Samples of odorous air are collected at the source of the odour in suitable bags, then they are analysed by diluting them with fresh, odourless or ‘neutral’ air in decreasing amounts.
The analysis is carried out by presenting the sample to the panel at increasing concentrations by means of a particular dilution device called olfactometer, until the panel members can detect an odour that is different from the reference neutral air. The outcome of this measurement is the odour concentration of the sample, which is expressed in European odour units per cubic meter (ouE/m3). This represents the number of times the sample has been diluted with neutral (odourless) air to reach its odour detection threshold concentration. Thus, if the sample needs to be diluted 100 times with clean air so that the panel cannot perceive the odour anymore, this means that the sample has a concentration of 100 ouE/m3 .
What can it be used for?
In some cases, odour regulations fix concentration limits at emissions (for instance in the Region of Puglia, Italy). In such cases dynamic olfactometry can be used to ascertain if regulations are being breached.
This is currently the preferred way in most countries to evaluate odour impacts caused by different odour emitting activities on the surrounding communities.
What can it NOT be used for?
Dynamic olfactometry is a discontinuous measurement method, since samples are collected at the source in a precise moment and then transported and analysed in a lab.

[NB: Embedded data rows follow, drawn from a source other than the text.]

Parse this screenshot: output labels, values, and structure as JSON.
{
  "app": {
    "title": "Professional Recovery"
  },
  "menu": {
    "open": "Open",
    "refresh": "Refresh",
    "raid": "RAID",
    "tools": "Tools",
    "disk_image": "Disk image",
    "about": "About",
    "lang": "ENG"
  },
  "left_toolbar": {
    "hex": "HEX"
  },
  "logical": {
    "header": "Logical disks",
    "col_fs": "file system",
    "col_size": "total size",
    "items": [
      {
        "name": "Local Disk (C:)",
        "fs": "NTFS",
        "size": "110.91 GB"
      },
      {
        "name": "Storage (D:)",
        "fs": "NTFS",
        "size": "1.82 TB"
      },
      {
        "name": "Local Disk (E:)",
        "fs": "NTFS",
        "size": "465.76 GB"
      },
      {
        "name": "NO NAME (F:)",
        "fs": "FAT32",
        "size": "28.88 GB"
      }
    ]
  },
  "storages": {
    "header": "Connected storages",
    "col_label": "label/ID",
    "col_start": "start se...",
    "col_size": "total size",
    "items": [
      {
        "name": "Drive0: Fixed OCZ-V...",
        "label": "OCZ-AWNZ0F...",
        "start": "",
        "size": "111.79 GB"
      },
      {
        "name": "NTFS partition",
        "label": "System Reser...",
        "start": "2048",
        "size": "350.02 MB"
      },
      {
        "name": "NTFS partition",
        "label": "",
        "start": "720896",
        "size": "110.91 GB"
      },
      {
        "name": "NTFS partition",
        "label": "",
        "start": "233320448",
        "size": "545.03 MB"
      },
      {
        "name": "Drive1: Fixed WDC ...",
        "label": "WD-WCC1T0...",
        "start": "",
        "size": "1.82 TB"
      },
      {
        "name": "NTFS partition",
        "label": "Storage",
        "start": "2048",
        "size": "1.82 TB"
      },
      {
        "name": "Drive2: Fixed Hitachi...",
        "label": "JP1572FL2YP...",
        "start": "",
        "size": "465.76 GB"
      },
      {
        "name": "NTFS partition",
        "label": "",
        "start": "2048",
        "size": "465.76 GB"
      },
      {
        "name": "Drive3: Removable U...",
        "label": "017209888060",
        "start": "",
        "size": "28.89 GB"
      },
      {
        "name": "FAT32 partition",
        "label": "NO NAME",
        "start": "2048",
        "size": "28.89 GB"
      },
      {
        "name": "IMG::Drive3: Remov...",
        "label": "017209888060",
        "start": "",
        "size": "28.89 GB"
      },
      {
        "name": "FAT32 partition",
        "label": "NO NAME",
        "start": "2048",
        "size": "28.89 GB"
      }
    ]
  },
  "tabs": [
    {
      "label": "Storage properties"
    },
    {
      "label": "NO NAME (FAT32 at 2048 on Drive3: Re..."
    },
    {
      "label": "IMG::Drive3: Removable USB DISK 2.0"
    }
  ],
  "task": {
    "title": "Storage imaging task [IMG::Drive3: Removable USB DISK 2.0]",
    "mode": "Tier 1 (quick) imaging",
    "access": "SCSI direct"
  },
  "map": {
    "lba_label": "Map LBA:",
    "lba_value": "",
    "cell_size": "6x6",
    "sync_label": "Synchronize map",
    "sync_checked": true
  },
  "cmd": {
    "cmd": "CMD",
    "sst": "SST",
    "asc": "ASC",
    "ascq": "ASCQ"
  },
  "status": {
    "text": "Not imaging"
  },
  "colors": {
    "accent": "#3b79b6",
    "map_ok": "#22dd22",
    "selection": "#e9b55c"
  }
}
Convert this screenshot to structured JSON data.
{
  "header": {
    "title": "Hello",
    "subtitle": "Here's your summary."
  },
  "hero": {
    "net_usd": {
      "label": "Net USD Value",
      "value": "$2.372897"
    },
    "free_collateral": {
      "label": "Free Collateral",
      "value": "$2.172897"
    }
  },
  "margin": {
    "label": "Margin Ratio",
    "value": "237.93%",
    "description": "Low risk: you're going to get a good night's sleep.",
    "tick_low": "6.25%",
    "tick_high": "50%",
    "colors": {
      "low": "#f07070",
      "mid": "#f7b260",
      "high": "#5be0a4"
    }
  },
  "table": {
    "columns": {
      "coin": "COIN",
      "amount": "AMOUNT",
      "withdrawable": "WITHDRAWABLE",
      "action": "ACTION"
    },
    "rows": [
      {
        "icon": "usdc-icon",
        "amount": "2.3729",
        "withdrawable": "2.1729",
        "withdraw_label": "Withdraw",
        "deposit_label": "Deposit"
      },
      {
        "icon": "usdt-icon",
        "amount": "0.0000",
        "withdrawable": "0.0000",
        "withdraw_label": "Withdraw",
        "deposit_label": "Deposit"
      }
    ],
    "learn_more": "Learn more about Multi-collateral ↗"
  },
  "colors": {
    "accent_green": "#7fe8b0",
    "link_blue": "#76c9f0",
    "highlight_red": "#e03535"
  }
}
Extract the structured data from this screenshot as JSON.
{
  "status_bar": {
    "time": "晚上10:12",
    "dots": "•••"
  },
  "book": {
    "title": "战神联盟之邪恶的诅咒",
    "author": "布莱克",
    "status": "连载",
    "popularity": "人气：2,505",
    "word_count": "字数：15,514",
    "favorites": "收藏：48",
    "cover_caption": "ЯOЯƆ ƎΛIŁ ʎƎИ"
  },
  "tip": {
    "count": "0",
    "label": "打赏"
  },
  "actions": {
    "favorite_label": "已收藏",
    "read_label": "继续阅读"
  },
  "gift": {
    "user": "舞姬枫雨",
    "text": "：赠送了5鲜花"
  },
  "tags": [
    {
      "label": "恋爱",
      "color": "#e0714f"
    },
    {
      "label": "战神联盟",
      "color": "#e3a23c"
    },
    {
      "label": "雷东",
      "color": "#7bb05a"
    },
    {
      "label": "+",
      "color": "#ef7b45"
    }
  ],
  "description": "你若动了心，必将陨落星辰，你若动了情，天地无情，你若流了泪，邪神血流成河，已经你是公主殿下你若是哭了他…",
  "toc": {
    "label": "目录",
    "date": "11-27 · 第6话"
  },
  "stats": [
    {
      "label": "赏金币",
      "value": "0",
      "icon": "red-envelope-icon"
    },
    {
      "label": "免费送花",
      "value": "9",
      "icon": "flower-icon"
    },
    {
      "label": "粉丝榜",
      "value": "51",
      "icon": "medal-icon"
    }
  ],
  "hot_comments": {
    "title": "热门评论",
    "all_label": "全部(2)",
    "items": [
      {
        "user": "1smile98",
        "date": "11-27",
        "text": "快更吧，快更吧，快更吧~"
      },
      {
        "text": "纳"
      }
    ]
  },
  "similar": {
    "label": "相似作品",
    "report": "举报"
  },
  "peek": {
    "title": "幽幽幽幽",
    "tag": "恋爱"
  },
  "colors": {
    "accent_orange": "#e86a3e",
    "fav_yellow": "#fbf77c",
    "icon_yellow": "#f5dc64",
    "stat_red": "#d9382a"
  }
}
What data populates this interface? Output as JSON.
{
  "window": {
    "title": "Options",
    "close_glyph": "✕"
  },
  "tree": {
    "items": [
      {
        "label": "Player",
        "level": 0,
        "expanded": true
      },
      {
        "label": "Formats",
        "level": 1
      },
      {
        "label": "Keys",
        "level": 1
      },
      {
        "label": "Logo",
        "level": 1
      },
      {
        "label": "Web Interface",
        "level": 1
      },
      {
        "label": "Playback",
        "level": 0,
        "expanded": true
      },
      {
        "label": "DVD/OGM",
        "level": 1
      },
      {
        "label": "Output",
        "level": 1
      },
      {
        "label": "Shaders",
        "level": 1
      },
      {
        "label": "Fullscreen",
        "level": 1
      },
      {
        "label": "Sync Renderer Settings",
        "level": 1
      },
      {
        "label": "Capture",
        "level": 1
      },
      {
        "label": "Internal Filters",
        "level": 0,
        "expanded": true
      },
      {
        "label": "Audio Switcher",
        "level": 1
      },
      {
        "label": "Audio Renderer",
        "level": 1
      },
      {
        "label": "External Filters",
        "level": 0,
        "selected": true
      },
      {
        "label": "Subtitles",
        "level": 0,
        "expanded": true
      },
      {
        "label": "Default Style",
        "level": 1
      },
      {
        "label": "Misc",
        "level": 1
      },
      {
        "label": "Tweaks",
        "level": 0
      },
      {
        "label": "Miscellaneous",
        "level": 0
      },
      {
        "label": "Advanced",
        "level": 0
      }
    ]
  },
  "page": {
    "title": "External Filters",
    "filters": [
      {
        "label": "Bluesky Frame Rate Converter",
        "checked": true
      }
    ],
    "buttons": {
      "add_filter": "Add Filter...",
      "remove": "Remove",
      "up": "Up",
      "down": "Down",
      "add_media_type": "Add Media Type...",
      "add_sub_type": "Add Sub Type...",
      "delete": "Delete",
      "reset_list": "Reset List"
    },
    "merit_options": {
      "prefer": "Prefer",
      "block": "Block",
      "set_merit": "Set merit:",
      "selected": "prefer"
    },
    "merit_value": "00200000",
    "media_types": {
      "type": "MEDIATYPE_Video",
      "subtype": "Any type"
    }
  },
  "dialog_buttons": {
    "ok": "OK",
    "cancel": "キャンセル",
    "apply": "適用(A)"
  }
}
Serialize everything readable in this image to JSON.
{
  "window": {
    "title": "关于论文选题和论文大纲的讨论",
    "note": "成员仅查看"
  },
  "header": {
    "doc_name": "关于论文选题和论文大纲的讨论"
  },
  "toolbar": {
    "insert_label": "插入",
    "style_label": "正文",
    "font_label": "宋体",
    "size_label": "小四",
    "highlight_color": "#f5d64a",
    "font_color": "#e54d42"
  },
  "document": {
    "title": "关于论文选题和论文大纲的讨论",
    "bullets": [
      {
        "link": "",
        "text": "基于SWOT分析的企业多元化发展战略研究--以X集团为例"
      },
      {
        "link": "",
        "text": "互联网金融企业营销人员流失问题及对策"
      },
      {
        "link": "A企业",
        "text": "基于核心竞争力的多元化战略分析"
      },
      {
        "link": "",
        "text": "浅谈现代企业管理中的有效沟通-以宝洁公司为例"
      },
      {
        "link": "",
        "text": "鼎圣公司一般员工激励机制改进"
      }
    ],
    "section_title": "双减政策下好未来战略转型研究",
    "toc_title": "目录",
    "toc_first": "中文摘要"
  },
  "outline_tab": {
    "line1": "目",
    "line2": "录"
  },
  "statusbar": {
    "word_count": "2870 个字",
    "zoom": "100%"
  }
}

For this reason, it cannot be used to continuously monitor odour emissions.
Dynamic olfactometry cannot be used to gain information about odour quality, thus it cannot identify odours or distinguish between different odours.
Dynamic olfactometry provides information about odour emissions. Thus , it cannot give information about the presence of odours in ambient air (immissions). For this purpose, data from olfactometric analysis should be combined with meteorological and geographical information in a specific dispersion model.